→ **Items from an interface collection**
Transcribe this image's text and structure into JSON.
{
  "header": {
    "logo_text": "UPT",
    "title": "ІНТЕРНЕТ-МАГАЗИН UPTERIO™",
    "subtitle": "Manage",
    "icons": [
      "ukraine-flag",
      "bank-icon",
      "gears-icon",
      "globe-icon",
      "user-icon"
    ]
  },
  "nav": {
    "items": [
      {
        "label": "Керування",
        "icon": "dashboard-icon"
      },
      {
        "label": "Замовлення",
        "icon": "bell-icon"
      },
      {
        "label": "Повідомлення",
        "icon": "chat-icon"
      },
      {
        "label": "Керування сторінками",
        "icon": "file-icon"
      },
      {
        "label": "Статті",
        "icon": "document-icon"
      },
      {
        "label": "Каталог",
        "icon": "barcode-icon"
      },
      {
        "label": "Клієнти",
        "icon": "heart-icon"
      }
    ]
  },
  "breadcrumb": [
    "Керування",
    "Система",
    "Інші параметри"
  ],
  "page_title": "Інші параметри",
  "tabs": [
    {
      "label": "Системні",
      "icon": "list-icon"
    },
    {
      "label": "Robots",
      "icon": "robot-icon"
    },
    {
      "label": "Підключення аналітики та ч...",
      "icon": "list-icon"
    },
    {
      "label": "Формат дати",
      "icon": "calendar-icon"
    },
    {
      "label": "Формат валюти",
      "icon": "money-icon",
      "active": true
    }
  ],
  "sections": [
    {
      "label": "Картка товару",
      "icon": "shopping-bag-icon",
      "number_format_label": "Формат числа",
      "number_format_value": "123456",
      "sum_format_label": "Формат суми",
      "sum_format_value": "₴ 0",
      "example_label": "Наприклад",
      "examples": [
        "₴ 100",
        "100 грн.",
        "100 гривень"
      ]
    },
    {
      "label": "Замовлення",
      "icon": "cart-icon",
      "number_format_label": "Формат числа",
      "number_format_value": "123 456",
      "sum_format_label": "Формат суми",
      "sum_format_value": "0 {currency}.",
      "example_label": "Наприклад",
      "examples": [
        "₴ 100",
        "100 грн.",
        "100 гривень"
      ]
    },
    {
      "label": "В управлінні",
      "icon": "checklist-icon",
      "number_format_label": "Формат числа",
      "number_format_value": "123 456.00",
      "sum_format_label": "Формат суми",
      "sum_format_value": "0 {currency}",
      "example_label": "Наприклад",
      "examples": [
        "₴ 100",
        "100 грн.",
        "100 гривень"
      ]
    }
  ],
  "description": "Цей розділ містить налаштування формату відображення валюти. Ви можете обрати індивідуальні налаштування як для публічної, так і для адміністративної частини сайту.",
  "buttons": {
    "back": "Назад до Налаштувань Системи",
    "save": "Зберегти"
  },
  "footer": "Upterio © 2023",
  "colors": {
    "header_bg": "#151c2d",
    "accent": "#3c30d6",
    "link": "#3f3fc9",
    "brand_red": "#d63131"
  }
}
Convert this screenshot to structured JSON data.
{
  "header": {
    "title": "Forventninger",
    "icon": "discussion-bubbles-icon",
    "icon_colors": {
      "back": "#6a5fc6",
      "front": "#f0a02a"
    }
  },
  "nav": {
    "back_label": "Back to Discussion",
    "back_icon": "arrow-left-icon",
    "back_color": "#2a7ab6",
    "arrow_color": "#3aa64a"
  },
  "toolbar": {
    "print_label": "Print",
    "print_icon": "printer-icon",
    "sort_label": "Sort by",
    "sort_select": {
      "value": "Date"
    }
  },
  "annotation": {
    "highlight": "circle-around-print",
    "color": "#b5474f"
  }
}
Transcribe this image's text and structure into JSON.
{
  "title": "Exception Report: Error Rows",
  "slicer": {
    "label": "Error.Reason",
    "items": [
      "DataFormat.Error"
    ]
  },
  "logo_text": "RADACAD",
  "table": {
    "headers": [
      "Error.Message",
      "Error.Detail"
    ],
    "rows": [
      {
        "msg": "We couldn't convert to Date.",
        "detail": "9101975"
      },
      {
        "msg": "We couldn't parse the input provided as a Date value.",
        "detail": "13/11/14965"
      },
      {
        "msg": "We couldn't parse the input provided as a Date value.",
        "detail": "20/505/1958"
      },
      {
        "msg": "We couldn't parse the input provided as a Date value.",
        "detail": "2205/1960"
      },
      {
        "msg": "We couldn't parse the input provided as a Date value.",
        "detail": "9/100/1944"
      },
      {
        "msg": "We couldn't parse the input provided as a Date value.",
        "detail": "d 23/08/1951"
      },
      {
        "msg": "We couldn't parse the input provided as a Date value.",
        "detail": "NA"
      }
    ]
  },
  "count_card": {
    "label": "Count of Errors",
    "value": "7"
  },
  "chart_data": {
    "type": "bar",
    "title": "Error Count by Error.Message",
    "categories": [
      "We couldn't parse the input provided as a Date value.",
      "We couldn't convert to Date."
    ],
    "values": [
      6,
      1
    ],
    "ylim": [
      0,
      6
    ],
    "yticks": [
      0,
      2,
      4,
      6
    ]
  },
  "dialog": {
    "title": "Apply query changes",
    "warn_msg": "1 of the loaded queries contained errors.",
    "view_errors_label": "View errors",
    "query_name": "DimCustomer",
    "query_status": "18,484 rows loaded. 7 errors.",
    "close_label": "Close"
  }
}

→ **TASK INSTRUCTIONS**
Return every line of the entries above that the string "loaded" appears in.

→ **RESULT OF THE TASK**
    "warn_msg": "1 of the loaded queries contained errors.",
    "query_status": "18,484 rows loaded. 7 errors.",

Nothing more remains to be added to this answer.